▶ **Work item**: Copy out each line of the data below in which the string "this" appears.

▶ **Task material**:
--------

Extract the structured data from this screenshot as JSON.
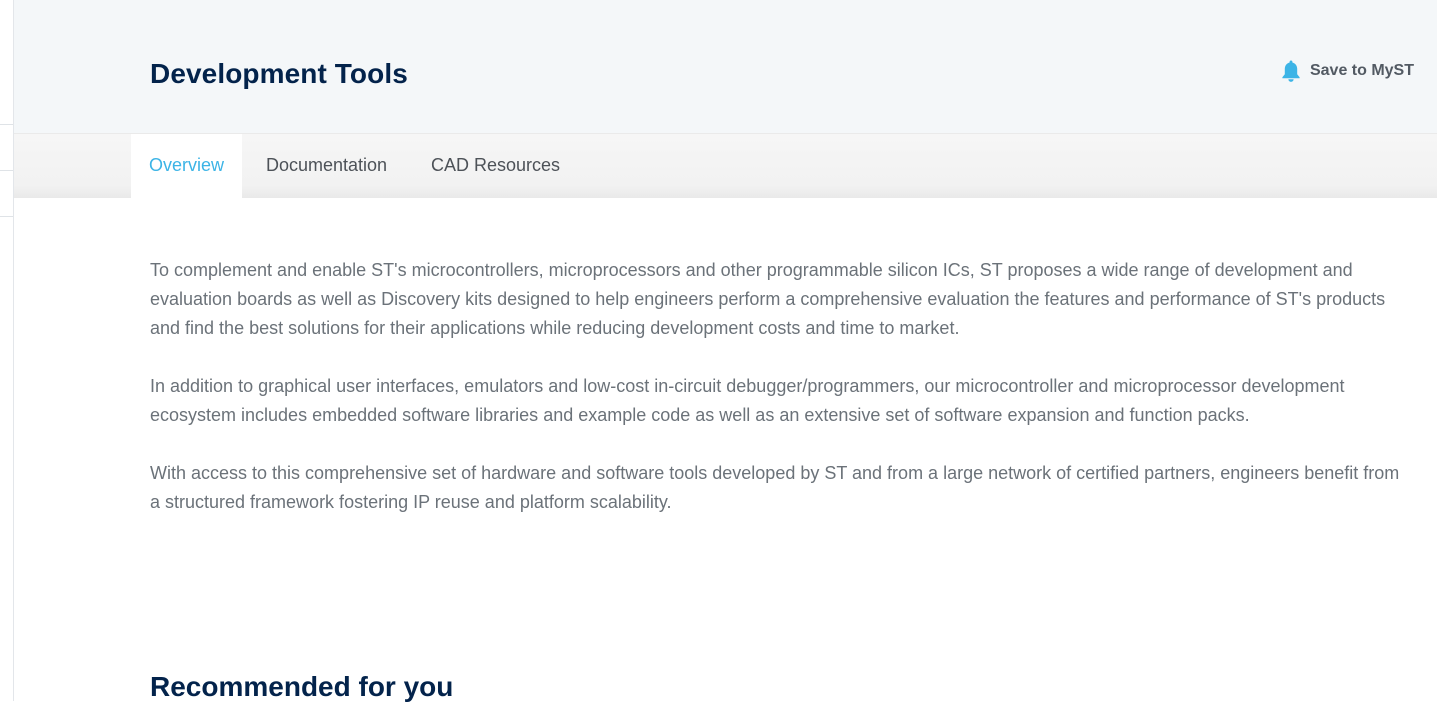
{
  "header": {
    "title": "Development Tools",
    "save_label": "Save to MyST",
    "save_icon": "bell-icon"
  },
  "tabs": [
    {
      "label": "Overview",
      "active": true
    },
    {
      "label": "Documentation",
      "active": false
    },
    {
      "label": "CAD Resources",
      "active": false
    }
  ],
  "overview": {
    "paragraphs": [
      "To complement and enable ST's microcontrollers, microprocessors and other programmable silicon ICs, ST proposes a wide range of development and evaluation boards as well as Discovery kits designed to help engineers perform a comprehensive evaluation the features and performance of ST's products and find the best solutions for their applications while reducing development costs and time to market.",
      "In addition to graphical user interfaces, emulators and low-cost in-circuit debugger/programmers, our microcontroller and microprocessor development ecosystem includes embedded software libraries and example code as well as an extensive set of software expansion and function packs.",
      "With access to this comprehensive set of hardware and software tools developed by ST and from a large network of certified partners, engineers benefit from a structured framework fostering IP reuse and platform scalability."
    ]
  },
  "recommended": {
    "heading": "Recommended for you"
  },
  "colors": {
    "title": "#03234b",
    "accent": "#3cb4e6",
    "body_text": "#6b7279",
    "header_bg": "#f4f7f9"
  }
}
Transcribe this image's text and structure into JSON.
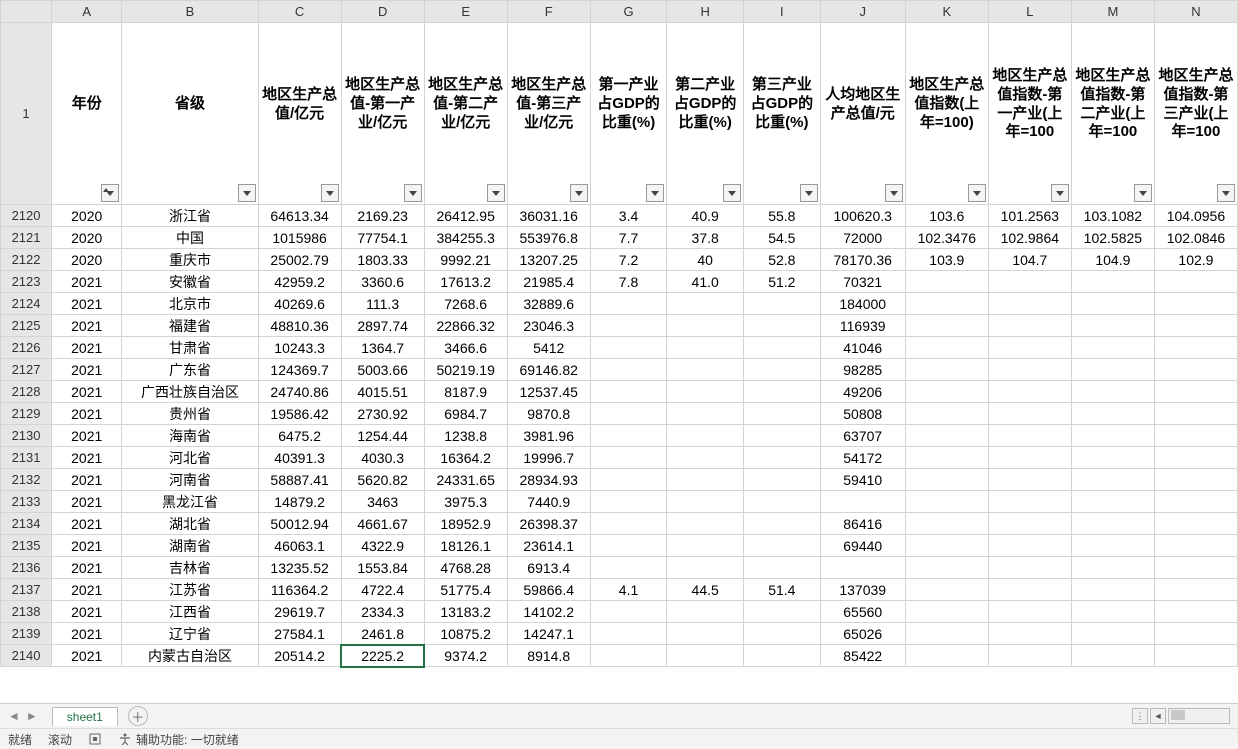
{
  "columns": [
    "A",
    "B",
    "C",
    "D",
    "E",
    "F",
    "G",
    "H",
    "I",
    "J",
    "K",
    "L",
    "M",
    "N"
  ],
  "selected_column_letter": "D",
  "selected_cell": {
    "row": 2140,
    "col": "D"
  },
  "headers": {
    "A": "年份",
    "B": "省级",
    "C": "地区生产总值/亿元",
    "D": "地区生产总值-第一产业/亿元",
    "E": "地区生产总值-第二产业/亿元",
    "F": "地区生产总值-第三产业/亿元",
    "G": "第一产业占GDP的比重(%)",
    "H": "第二产业占GDP的比重(%)",
    "I": "第三产业占GDP的比重(%)",
    "J": "人均地区生产总值/元",
    "K": "地区生产总值指数(上年=100)",
    "L": "地区生产总值指数-第一产业(上年=100)",
    "M": "地区生产总值指数-第二产业(上年=100)",
    "N": "地区生产总值指数-第三产业(上年=100)"
  },
  "header_display_overrides": {
    "L": "地区生产总值指数-第一产业(上年=100",
    "M": "地区生产总值指数-第二产业(上年=100",
    "N": "地区生产总值指数-第三产业(上年=100"
  },
  "filter_sorted_column": "A",
  "header_row_number": 1,
  "rows": [
    {
      "n": 2120,
      "A": "2020",
      "B": "浙江省",
      "C": "64613.34",
      "D": "2169.23",
      "E": "26412.95",
      "F": "36031.16",
      "G": "3.4",
      "H": "40.9",
      "I": "55.8",
      "J": "100620.3",
      "K": "103.6",
      "L": "101.2563",
      "M": "103.1082",
      "N": "104.0956"
    },
    {
      "n": 2121,
      "A": "2020",
      "B": "中国",
      "C": "1015986",
      "D": "77754.1",
      "E": "384255.3",
      "F": "553976.8",
      "G": "7.7",
      "H": "37.8",
      "I": "54.5",
      "J": "72000",
      "K": "102.3476",
      "L": "102.9864",
      "M": "102.5825",
      "N": "102.0846"
    },
    {
      "n": 2122,
      "A": "2020",
      "B": "重庆市",
      "C": "25002.79",
      "D": "1803.33",
      "E": "9992.21",
      "F": "13207.25",
      "G": "7.2",
      "H": "40",
      "I": "52.8",
      "J": "78170.36",
      "K": "103.9",
      "L": "104.7",
      "M": "104.9",
      "N": "102.9"
    },
    {
      "n": 2123,
      "A": "2021",
      "B": "安徽省",
      "C": "42959.2",
      "D": "3360.6",
      "E": "17613.2",
      "F": "21985.4",
      "G": "7.8",
      "H": "41.0",
      "I": "51.2",
      "J": "70321",
      "K": "",
      "L": "",
      "M": "",
      "N": ""
    },
    {
      "n": 2124,
      "A": "2021",
      "B": "北京市",
      "C": "40269.6",
      "D": "111.3",
      "E": "7268.6",
      "F": "32889.6",
      "G": "",
      "H": "",
      "I": "",
      "J": "184000",
      "K": "",
      "L": "",
      "M": "",
      "N": ""
    },
    {
      "n": 2125,
      "A": "2021",
      "B": "福建省",
      "C": "48810.36",
      "D": "2897.74",
      "E": "22866.32",
      "F": "23046.3",
      "G": "",
      "H": "",
      "I": "",
      "J": "116939",
      "K": "",
      "L": "",
      "M": "",
      "N": ""
    },
    {
      "n": 2126,
      "A": "2021",
      "B": "甘肃省",
      "C": "10243.3",
      "D": "1364.7",
      "E": "3466.6",
      "F": "5412",
      "G": "",
      "H": "",
      "I": "",
      "J": "41046",
      "K": "",
      "L": "",
      "M": "",
      "N": ""
    },
    {
      "n": 2127,
      "A": "2021",
      "B": "广东省",
      "C": "124369.7",
      "D": "5003.66",
      "E": "50219.19",
      "F": "69146.82",
      "G": "",
      "H": "",
      "I": "",
      "J": "98285",
      "K": "",
      "L": "",
      "M": "",
      "N": ""
    },
    {
      "n": 2128,
      "A": "2021",
      "B": "广西壮族自治区",
      "C": "24740.86",
      "D": "4015.51",
      "E": "8187.9",
      "F": "12537.45",
      "G": "",
      "H": "",
      "I": "",
      "J": "49206",
      "K": "",
      "L": "",
      "M": "",
      "N": ""
    },
    {
      "n": 2129,
      "A": "2021",
      "B": "贵州省",
      "C": "19586.42",
      "D": "2730.92",
      "E": "6984.7",
      "F": "9870.8",
      "G": "",
      "H": "",
      "I": "",
      "J": "50808",
      "K": "",
      "L": "",
      "M": "",
      "N": ""
    },
    {
      "n": 2130,
      "A": "2021",
      "B": "海南省",
      "C": "6475.2",
      "D": "1254.44",
      "E": "1238.8",
      "F": "3981.96",
      "G": "",
      "H": "",
      "I": "",
      "J": "63707",
      "K": "",
      "L": "",
      "M": "",
      "N": ""
    },
    {
      "n": 2131,
      "A": "2021",
      "B": "河北省",
      "C": "40391.3",
      "D": "4030.3",
      "E": "16364.2",
      "F": "19996.7",
      "G": "",
      "H": "",
      "I": "",
      "J": "54172",
      "K": "",
      "L": "",
      "M": "",
      "N": ""
    },
    {
      "n": 2132,
      "A": "2021",
      "B": "河南省",
      "C": "58887.41",
      "D": "5620.82",
      "E": "24331.65",
      "F": "28934.93",
      "G": "",
      "H": "",
      "I": "",
      "J": "59410",
      "K": "",
      "L": "",
      "M": "",
      "N": ""
    },
    {
      "n": 2133,
      "A": "2021",
      "B": "黑龙江省",
      "C": "14879.2",
      "D": "3463",
      "E": "3975.3",
      "F": "7440.9",
      "G": "",
      "H": "",
      "I": "",
      "J": "",
      "K": "",
      "L": "",
      "M": "",
      "N": ""
    },
    {
      "n": 2134,
      "A": "2021",
      "B": "湖北省",
      "C": "50012.94",
      "D": "4661.67",
      "E": "18952.9",
      "F": "26398.37",
      "G": "",
      "H": "",
      "I": "",
      "J": "86416",
      "K": "",
      "L": "",
      "M": "",
      "N": ""
    },
    {
      "n": 2135,
      "A": "2021",
      "B": "湖南省",
      "C": "46063.1",
      "D": "4322.9",
      "E": "18126.1",
      "F": "23614.1",
      "G": "",
      "H": "",
      "I": "",
      "J": "69440",
      "K": "",
      "L": "",
      "M": "",
      "N": ""
    },
    {
      "n": 2136,
      "A": "2021",
      "B": "吉林省",
      "C": "13235.52",
      "D": "1553.84",
      "E": "4768.28",
      "F": "6913.4",
      "G": "",
      "H": "",
      "I": "",
      "J": "",
      "K": "",
      "L": "",
      "M": "",
      "N": ""
    },
    {
      "n": 2137,
      "A": "2021",
      "B": "江苏省",
      "C": "116364.2",
      "D": "4722.4",
      "E": "51775.4",
      "F": "59866.4",
      "G": "4.1",
      "H": "44.5",
      "I": "51.4",
      "J": "137039",
      "K": "",
      "L": "",
      "M": "",
      "N": ""
    },
    {
      "n": 2138,
      "A": "2021",
      "B": "江西省",
      "C": "29619.7",
      "D": "2334.3",
      "E": "13183.2",
      "F": "14102.2",
      "G": "",
      "H": "",
      "I": "",
      "J": "65560",
      "K": "",
      "L": "",
      "M": "",
      "N": ""
    },
    {
      "n": 2139,
      "A": "2021",
      "B": "辽宁省",
      "C": "27584.1",
      "D": "2461.8",
      "E": "10875.2",
      "F": "14247.1",
      "G": "",
      "H": "",
      "I": "",
      "J": "65026",
      "K": "",
      "L": "",
      "M": "",
      "N": ""
    },
    {
      "n": 2140,
      "A": "2021",
      "B": "内蒙古自治区",
      "C": "20514.2",
      "D": "2225.2",
      "E": "9374.2",
      "F": "8914.8",
      "G": "",
      "H": "",
      "I": "",
      "J": "85422",
      "K": "",
      "L": "",
      "M": "",
      "N": ""
    }
  ],
  "sheet_tab": "sheet1",
  "statusbar": {
    "ready": "就绪",
    "scroll": "滚动",
    "accessibility_label": "辅助功能: 一切就绪"
  }
}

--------

▶ **Written response**:
Extract the structured data from this screenshot as JSON.
      "With access to this comprehensive set of hardware and software tools developed by ST and from a large network of certified partners, engineers benefit from a structured framework fostering IP reuse and platform scalability."
Transcribe this image's text and structure into JSON.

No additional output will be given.